When The Bronx' Matt Caughthran slips on the nudie suit, he slides into the philosophical frame of mind of an old man who's seen it all and who is still liable to have a night where he drinks too damned much and forgets everything he's learned about love, making some of the same foolish mistakes that he's made many times before.
When he and the rest of his bandmates transform into Mariachi El Bronx, the passionate songs of any heart's loss or gain become spicy embers that are kicked up by boots and spurs, sounding like rattlesnakes and tequila shots. They carry with them the sage advice and the stone cold determinations of men who have been made to look silly around the pressure and the strain of love. They've given up on it, knowing they won't be able to stay away for long. They've wondered about its confounding hesitations and misdirections.

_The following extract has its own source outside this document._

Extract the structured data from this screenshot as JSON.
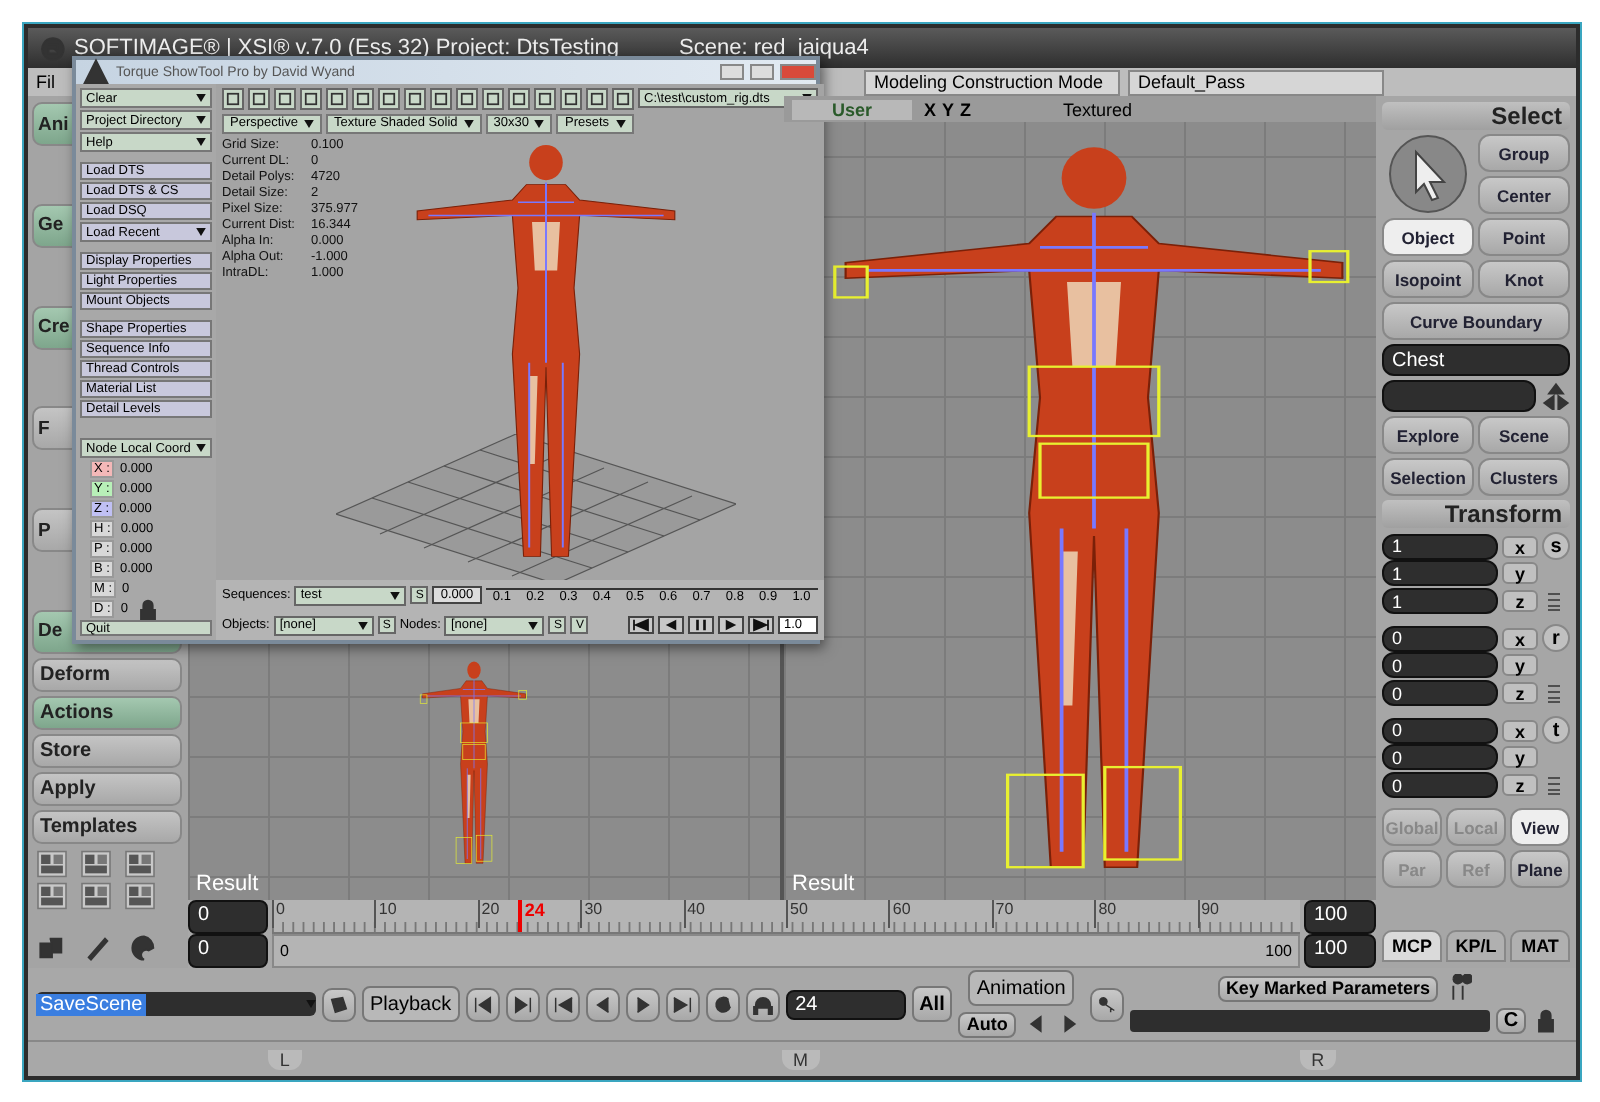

Caughthran here introduces the song, "Litigation," in a way that makes the bewilderment that love offers as punishment or perverse insight seem to be a living, breathing thing - something that needs its own seat on an airplane. He says, "This next little number goes out to the confusion of love."
It's that very confusion that gives this Los Angeles band all the fuel it needs to provide the soundtrack for a dimly lit evening that's still sprinkled with the kind of starry sky, flecked with a voluminous white moon that's practically bursting with hope. These are men who have been blinded by love and they've always been at the mercy of this invisible little devil. They've said to hell with it and yet they find themselves asking it for another slow dance before they even realize what they're doing. They give up and they give in, with the reckless lover Caughthran singing, "I can fall back in love when I'm older," speaking for us all.